> **What the exercise asks**:
Go over the data and copy out each line with "icon" in it.

Entries from a dataset of interfaces
━━━━━━━━━━━━━━━━━━━━━━━━━━━━━━

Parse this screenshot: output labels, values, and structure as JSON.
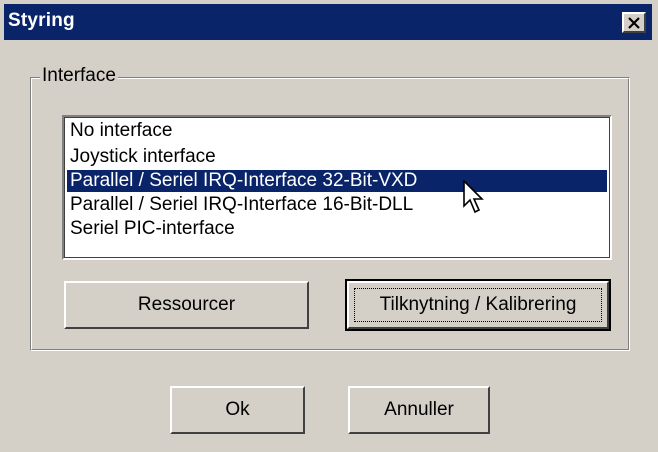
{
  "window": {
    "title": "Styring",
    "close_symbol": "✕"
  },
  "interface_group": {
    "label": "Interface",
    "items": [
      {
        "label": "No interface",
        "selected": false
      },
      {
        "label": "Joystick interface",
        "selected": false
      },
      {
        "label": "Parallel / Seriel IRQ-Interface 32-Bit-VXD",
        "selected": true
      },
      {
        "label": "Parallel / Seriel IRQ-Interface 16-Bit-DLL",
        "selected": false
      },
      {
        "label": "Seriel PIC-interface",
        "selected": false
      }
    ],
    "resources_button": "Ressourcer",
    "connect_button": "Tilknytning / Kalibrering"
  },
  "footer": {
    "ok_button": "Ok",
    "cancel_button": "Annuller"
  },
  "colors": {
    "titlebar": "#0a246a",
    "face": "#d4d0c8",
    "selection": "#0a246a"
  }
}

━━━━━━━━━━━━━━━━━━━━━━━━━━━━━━

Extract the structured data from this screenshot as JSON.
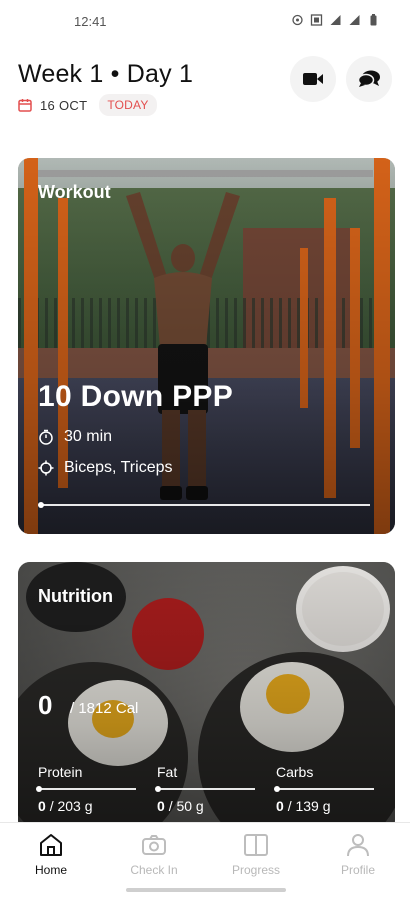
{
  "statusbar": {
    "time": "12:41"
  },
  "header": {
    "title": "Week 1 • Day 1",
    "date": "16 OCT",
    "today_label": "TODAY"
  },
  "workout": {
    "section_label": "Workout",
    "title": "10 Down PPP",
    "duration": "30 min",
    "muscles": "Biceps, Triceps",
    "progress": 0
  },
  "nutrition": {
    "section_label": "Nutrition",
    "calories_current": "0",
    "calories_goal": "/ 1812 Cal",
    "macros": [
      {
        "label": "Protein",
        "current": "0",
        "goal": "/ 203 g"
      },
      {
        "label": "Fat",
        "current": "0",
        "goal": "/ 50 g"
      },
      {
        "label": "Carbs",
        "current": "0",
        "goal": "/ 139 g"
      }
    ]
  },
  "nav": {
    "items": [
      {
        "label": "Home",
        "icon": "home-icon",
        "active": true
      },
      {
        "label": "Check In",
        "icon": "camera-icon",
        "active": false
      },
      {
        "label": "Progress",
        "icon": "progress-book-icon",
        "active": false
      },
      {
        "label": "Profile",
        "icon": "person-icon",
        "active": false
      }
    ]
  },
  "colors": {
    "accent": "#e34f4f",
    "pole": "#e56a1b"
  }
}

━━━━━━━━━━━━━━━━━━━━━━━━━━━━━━

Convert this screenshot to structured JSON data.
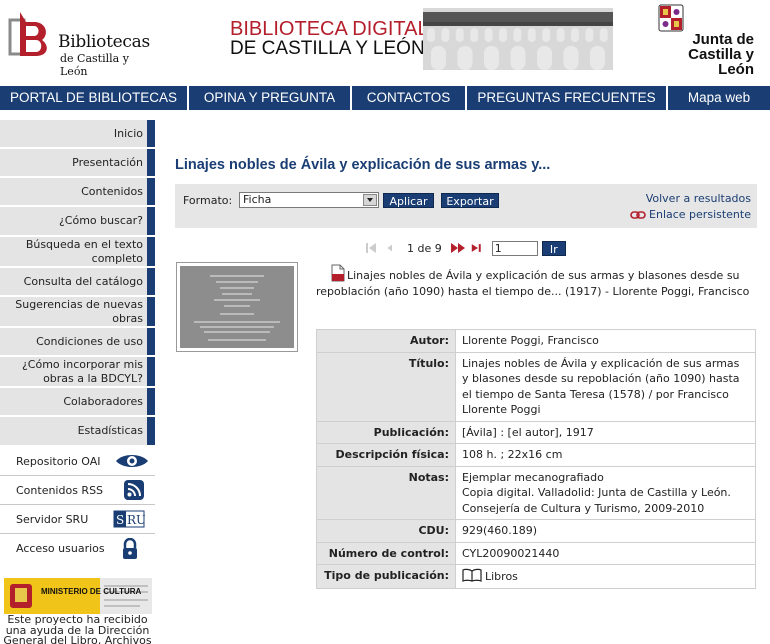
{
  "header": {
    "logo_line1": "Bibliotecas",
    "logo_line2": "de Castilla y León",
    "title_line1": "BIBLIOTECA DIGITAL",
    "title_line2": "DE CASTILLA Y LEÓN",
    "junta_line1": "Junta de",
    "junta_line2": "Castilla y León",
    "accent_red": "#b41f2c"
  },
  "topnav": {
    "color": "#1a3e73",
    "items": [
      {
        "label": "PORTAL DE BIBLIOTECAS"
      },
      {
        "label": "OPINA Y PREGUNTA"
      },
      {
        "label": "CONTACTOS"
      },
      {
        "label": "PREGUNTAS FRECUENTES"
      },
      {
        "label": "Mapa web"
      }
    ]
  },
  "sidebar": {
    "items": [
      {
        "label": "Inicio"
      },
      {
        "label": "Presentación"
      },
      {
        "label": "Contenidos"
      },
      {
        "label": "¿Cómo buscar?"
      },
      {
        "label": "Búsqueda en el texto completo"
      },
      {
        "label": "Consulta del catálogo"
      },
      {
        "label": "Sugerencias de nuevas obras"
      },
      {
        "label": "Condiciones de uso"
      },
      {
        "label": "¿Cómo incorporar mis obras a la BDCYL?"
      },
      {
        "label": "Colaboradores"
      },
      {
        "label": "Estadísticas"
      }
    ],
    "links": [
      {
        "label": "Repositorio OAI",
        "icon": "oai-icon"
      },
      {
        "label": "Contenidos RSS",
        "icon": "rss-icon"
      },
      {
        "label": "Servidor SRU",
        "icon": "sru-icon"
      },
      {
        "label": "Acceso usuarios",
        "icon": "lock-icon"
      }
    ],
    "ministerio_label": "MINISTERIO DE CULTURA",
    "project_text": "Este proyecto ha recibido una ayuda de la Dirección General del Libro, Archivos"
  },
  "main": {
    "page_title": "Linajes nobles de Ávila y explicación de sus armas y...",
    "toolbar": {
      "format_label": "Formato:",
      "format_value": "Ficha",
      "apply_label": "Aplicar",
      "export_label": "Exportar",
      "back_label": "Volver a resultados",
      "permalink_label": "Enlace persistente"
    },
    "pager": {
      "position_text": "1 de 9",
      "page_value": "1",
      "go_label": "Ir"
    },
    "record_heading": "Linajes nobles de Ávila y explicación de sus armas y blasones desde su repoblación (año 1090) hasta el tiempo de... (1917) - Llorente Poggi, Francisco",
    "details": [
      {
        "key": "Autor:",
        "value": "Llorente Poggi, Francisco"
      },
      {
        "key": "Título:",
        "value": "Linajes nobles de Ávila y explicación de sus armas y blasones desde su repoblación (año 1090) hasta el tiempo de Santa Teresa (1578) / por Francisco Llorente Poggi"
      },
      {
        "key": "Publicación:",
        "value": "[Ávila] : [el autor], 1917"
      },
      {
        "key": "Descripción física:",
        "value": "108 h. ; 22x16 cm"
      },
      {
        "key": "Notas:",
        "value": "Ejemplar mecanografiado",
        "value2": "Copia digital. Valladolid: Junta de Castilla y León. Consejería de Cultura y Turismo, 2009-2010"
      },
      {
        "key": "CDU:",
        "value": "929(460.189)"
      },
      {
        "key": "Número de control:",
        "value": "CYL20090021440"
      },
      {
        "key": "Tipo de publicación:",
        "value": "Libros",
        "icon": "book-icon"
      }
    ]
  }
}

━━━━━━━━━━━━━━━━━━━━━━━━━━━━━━

> **Response area**:
        "icon": "home-icon",
        "icon": "camera-icon",
        "icon": "progress-book-icon",
        "icon": "person-icon",
        "icon": "oai-icon"
        "icon": "rss-icon"
        "icon": "sru-icon"
        "icon": "lock-icon"
        "icon": "book-icon"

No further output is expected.